How much of what we hear about calorie burning is true? Does exercise cause us to gain weight instead of lose it? Do different genders burn calories differently? How reliable are calorie-tracking apps? We'll separate the facts from the fiction and get to the bottom of these and other questions concerning calorie-burning myths.
Many of us have gone through a dieting experience, and we know that there are plenty of misconceptions about this topic, such as the link between burning calories and age, sex, and physical activity. Some of these have a basis in fact, while others are completely fabricated. In this article, we'll explore seven popular beliefs about calorie burning and determine which are true and which are false.
Although the info we provide, such as age, height, and weight can be helpful, it's simply not enough. Recent studies have revealed the involvement of genes in burning fewer calories, meaning that two people with the same body measurements may have very different caloric burning rates. So, even though these technologies can be useful, it's good to keep in mind that genetics plays a part too!
We've tried a lot of different diets in the past - like crash diets and severely low-calorie ones - and these can cause our body to go into starvation mode and slow down our calorie burning as a protective mechanism. Consequently, even if two people are the same age, weight, and height, they may still burn a different number of calories based on the number of diets they have done. Those that have gone through cycles of weight loss and weight gain will burn fewer calories. Moreover, the more muscles in our body, the more calories we burn, even when we're just sitting or sleeping. So, two people of the same weight and age, with the same height, may still differ in terms of the calories they burn if one of them has a higher muscle percentage and a lower fat percentage.

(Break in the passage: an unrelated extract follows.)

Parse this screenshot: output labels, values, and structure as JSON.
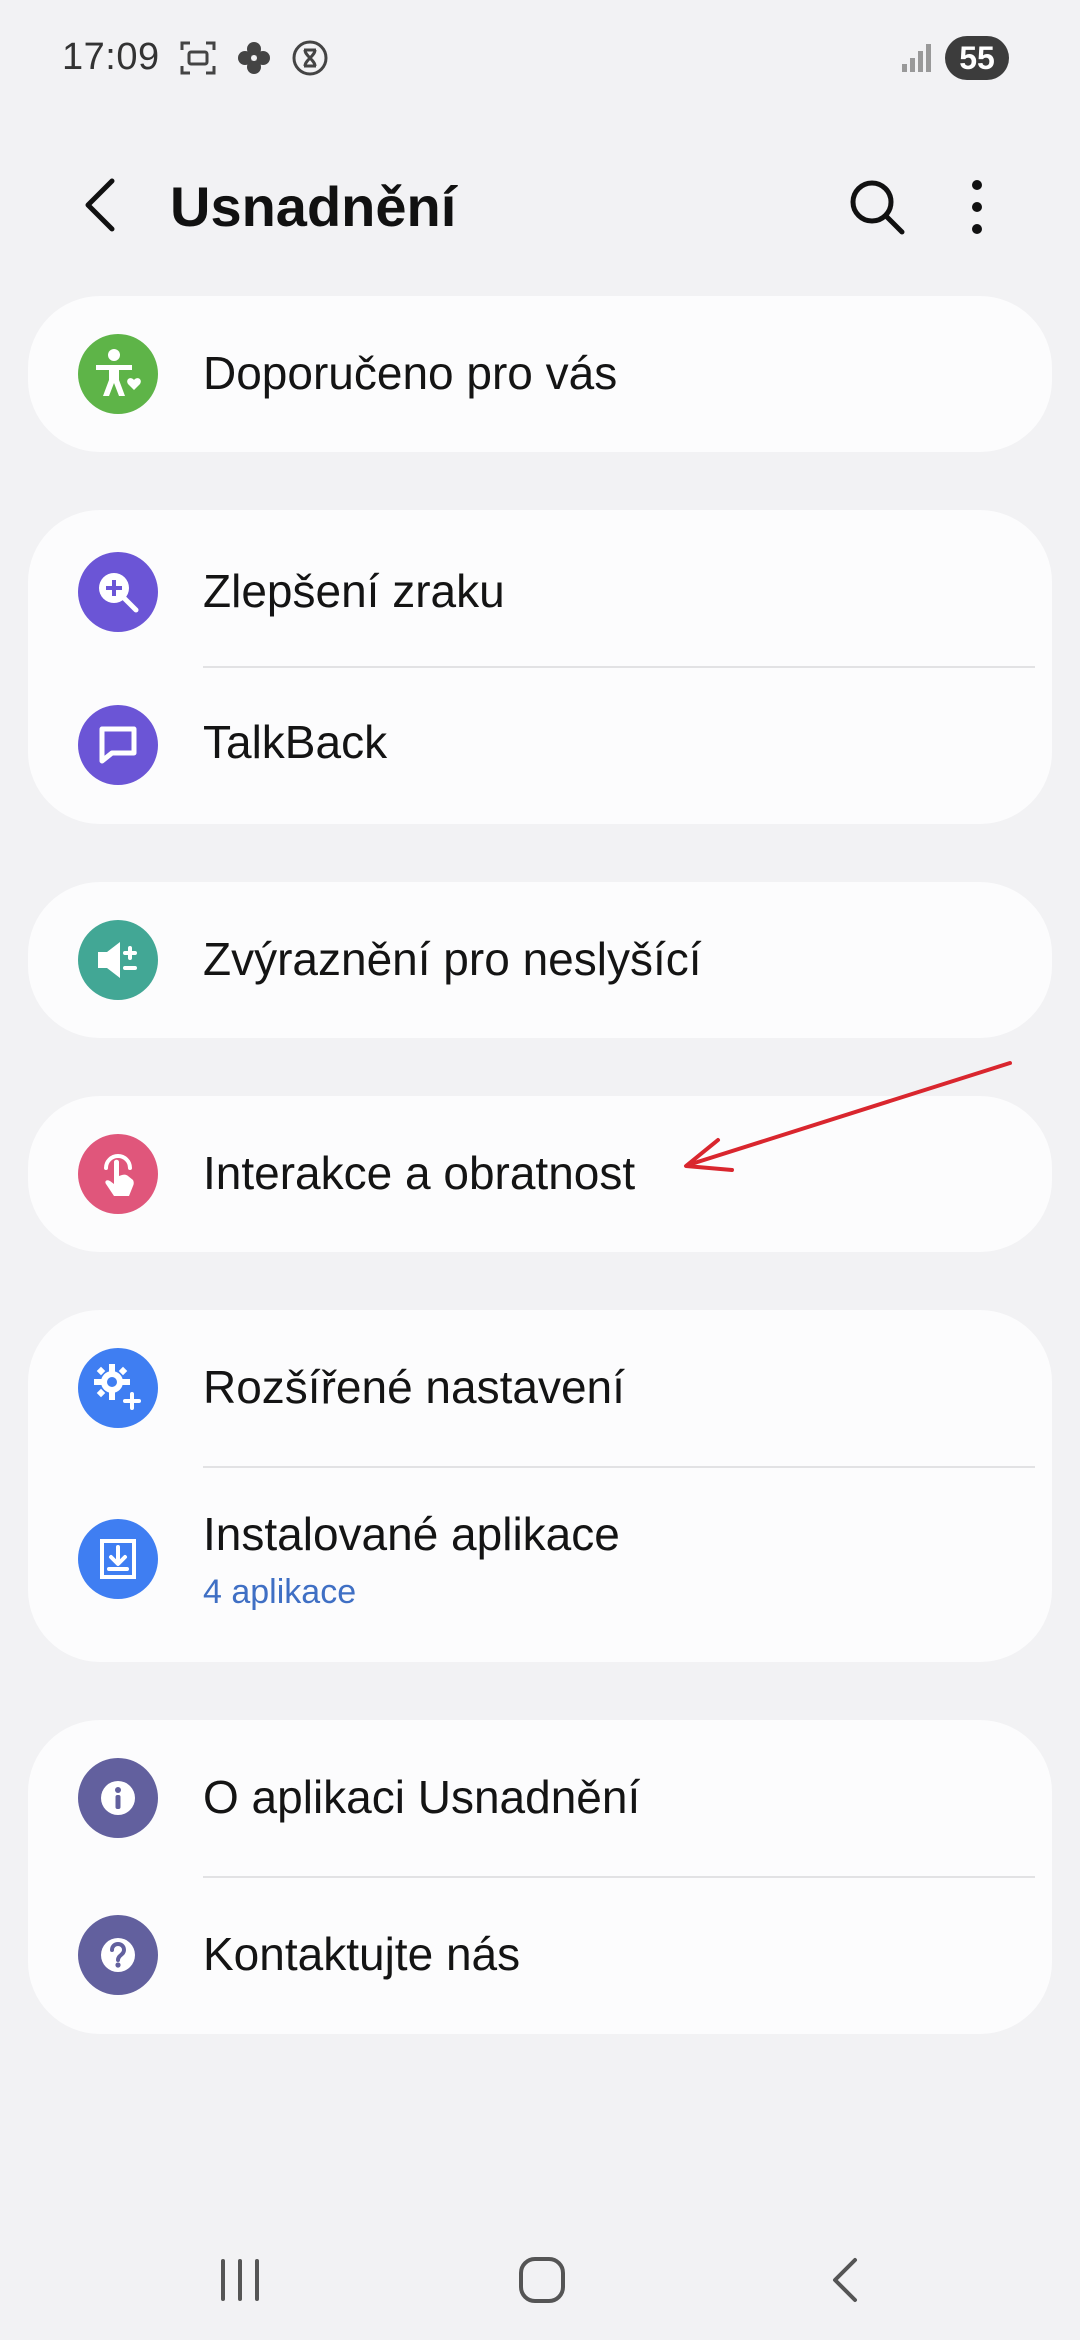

In summary, apps can give off inaccurate and deceiving information. Good news if you're a fan of snacking - peanuts, almonds, walnuts, sugar-free halva and even ice cream can help with feeling full. While it was once thought that low-fat diets were the best way to lose weight, recent studies suggest that low-carb diets are more beneficial.
Research has revealed that cutting down on carbs helps regulate cravings for snacks, and fat aids in feeling full for longer. Furthermore, indulging in peanuts, almonds, nuts, sugar-free halva, and even light ice cream contributes to feelings of satiety, maintains stable blood sugar and insulin levels, keeps gluttony in check, and ultimately is beneficial for long-term health and weight loss. Thus, the popular trend today is not "Low Fat", but "Low Carb". Exciting, isn't it?
Exercise is essential for our health, but don't let that be the reason for turning down a diet. That would be a mistake! Start a diet and add to physical activity when you're ready. In the end, most of the weight loss and calorie reduction will be due to diet.
Generally, this is accurate. As we age, our muscles naturally lessen in quantity and that leads to abatement in the calories we burn daily. Moreover, various physical issues like back pain and knee pain can appear, causing us to move and act more slowly, which decreases the number of calories burned. Likewise, hormonal changes like menopause in women and lower testosterone levels in men also result in a decrease in calorie burn. This can be partly counteracted with plenty of exercise.
When you start to put on weight, the existing fat cells become filled up and if you keep gaining, new fat cells will be created. They will stay with you forever and ever!
Imagine if you managed to get back to the weight you were in your youth: even then you would have more fat cells than before. To stay underweight, these cells have to be smaller than normal, which is not easy for your body to do. That is why it's so critical to watch your calorie intake, so the fat cells don't expand again.
6. There's a difference in calorie burning between women and men
Generally, this holds. Men usually use more energy than women, and this occurs from birth itself. The main cause is that men tend to have a greater muscle mass and a higher amount of testosterone, which helps to maintain and form new muscles more readily. On the other hand, women generally have a higher fat percentage which is important for bearing children.
If the same food is given to both sexes, men will likely slim down more quickly. In the beginning, the man may even put on a bit of weight, but eventually, the pattern will switch.
A person taking my diet program began going to the gym and surprisingly put on half a kilo in two weeks even while sticking to the diet. How come? I'll tell you! Exercises like strength training help to build muscles in different parts of the body, which then adds a slight weight increase. It's the muscles that use up much of the energy in our bodies, and the more muscle we have, the more calories are burned without any extra motion. Exciting, isn't it?
You can't expect to sprout half a kilogram of muscle in an instant and start shedding the pounds right away. It often takes a few months before you start to see the results. This progress will halt if you keep using the same weights and challenge yourself with the same exercises. So don't worry if the number on the scale doesn't budge in the first couple of weeks of strength training. Keep up your healthy eating and you'll soon reap the rewards: the extra muscle will make a big difference in how many calories you burn each day.